(Interface dataset entries)
--*--
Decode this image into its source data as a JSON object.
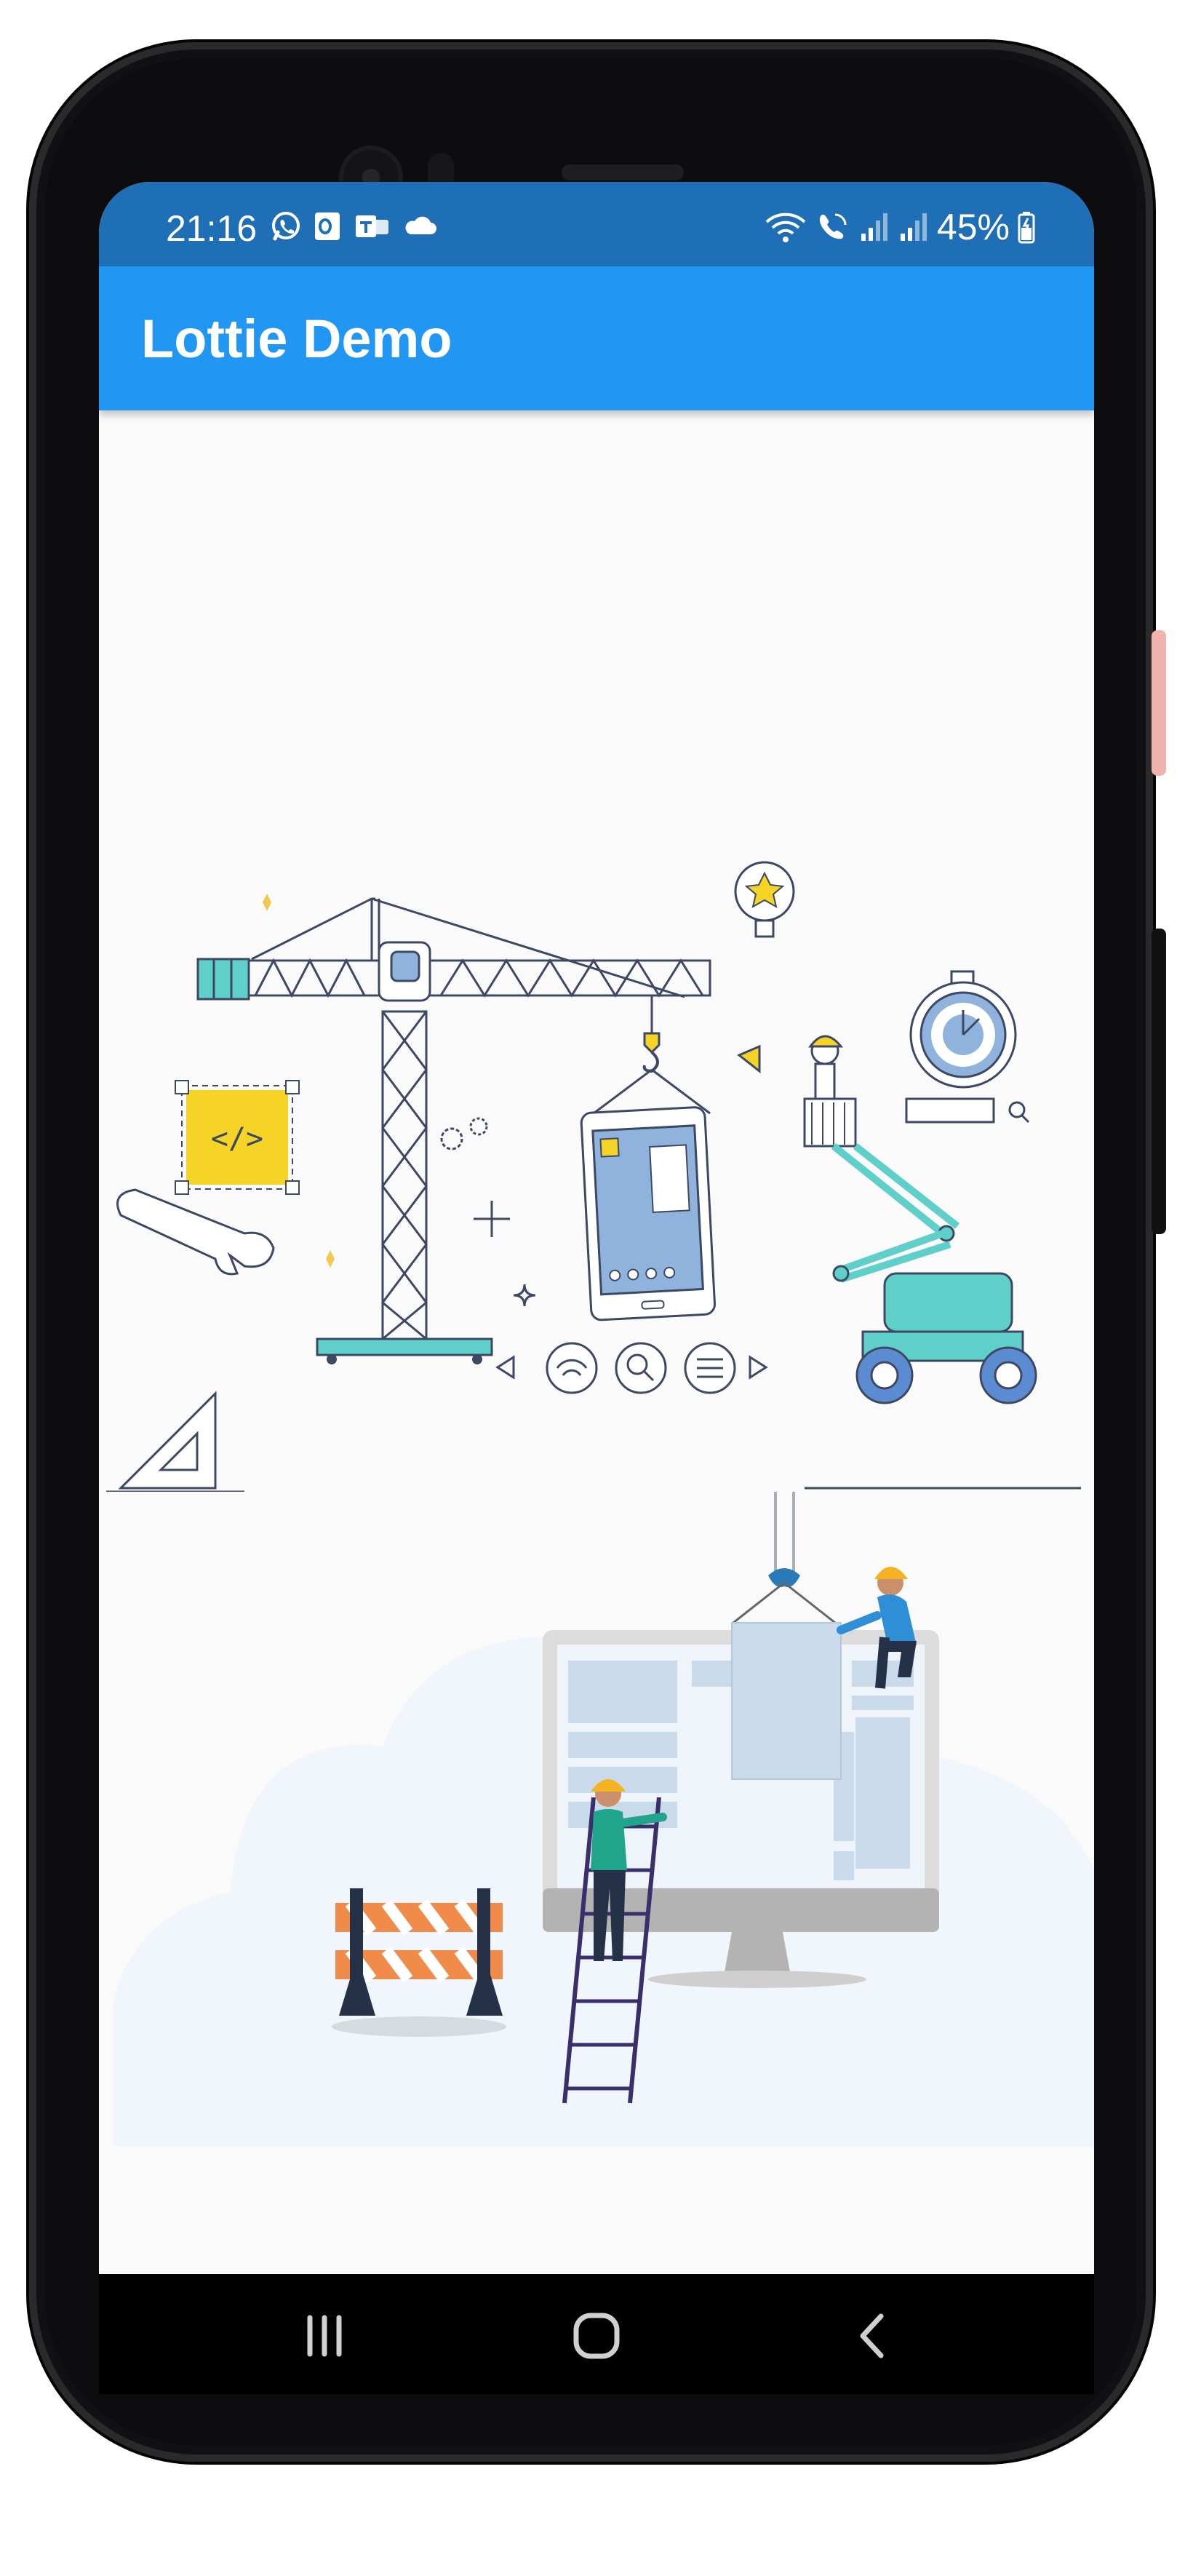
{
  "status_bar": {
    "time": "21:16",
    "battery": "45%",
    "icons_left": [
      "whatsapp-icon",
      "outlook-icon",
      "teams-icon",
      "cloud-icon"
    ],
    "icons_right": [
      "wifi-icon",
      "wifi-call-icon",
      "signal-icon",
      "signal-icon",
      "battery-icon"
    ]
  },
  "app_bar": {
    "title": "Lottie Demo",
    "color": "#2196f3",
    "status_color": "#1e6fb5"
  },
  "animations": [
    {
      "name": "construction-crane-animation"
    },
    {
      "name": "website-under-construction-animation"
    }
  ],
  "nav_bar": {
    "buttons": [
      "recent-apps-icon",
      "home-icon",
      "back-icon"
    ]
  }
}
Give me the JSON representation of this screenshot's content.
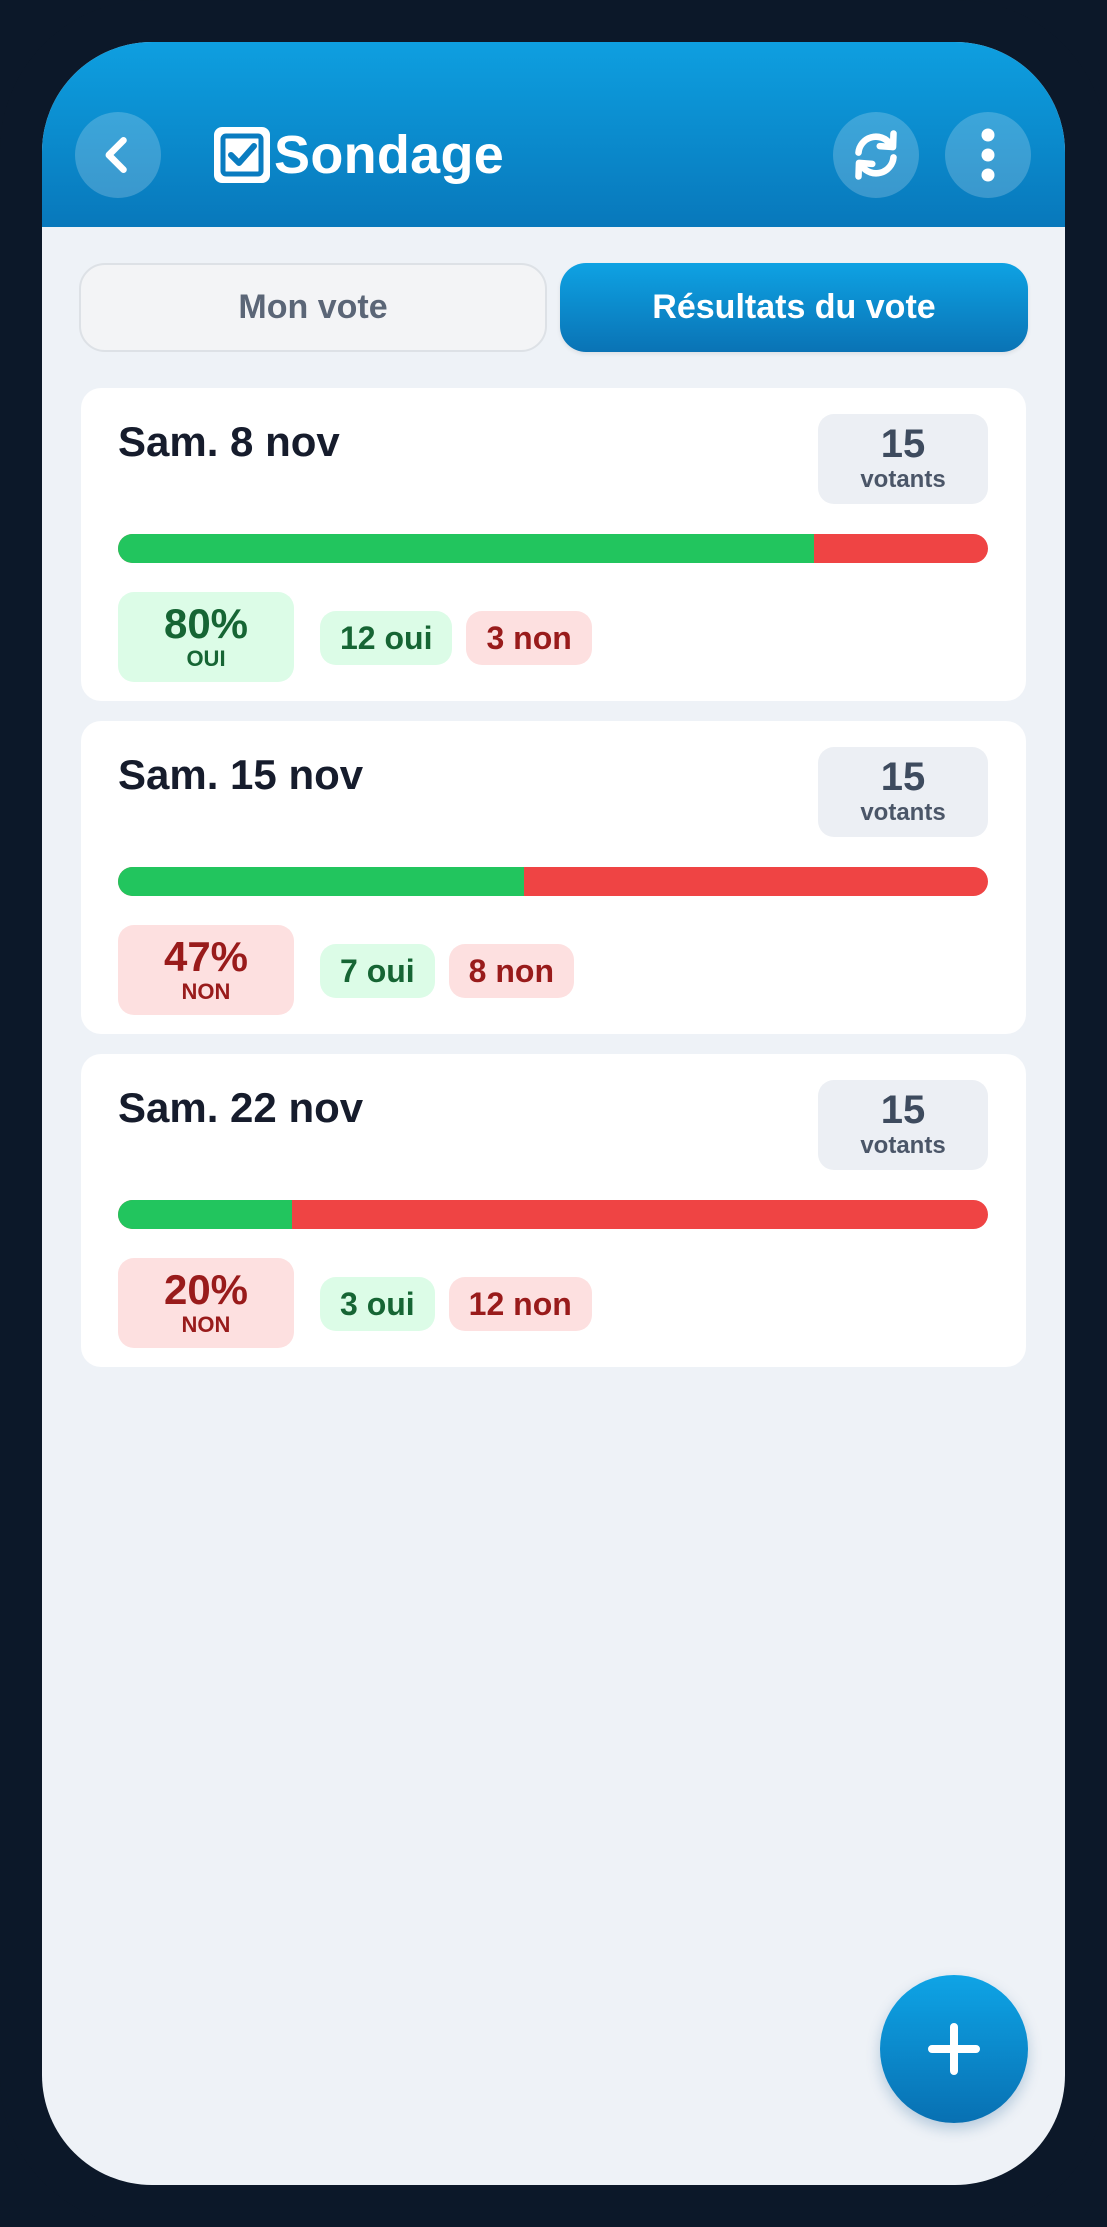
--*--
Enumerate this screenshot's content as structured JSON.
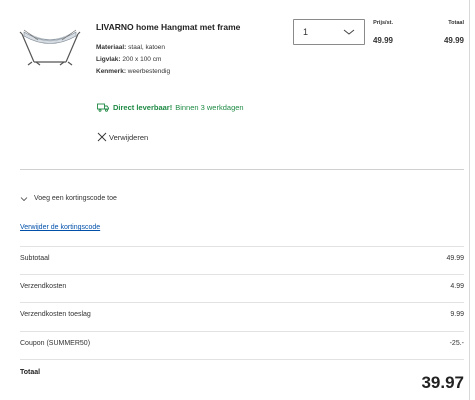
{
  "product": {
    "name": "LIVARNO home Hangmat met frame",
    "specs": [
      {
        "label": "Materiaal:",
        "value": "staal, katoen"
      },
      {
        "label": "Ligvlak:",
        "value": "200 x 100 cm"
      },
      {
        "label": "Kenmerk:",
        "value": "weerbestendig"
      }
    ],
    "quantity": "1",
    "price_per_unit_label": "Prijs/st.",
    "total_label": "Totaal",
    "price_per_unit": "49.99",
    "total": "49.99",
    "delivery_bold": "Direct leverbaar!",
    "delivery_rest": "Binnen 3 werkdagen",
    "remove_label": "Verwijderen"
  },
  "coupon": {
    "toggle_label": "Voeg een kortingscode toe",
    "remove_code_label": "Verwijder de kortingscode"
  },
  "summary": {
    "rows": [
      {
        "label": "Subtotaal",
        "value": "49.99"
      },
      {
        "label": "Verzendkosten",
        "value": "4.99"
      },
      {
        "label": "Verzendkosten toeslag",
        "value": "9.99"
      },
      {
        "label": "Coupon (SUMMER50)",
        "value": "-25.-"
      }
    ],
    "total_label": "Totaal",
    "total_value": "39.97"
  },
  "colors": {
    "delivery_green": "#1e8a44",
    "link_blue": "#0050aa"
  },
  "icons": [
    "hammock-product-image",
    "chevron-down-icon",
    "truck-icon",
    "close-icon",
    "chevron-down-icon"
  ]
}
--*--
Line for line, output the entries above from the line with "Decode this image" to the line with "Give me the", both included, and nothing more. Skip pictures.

▶ _Worked solution_:
Decode this image into its source data as a JSON object.
{
  "status_bar": {
    "time": "21:16",
    "battery": "45%",
    "icons_left": [
      "whatsapp-icon",
      "outlook-icon",
      "teams-icon",
      "cloud-icon"
    ],
    "icons_right": [
      "wifi-icon",
      "wifi-call-icon",
      "signal-icon",
      "signal-icon",
      "battery-icon"
    ]
  },
  "app_bar": {
    "title": "Lottie Demo",
    "color": "#2196f3",
    "status_color": "#1e6fb5"
  },
  "animations": [
    {
      "name": "construction-crane-animation"
    },
    {
      "name": "website-under-construction-animation"
    }
  ],
  "nav_bar": {
    "buttons": [
      "recent-apps-icon",
      "home-icon",
      "back-icon"
    ]
  }
}
Give me the JSON representation of this screenshot's content.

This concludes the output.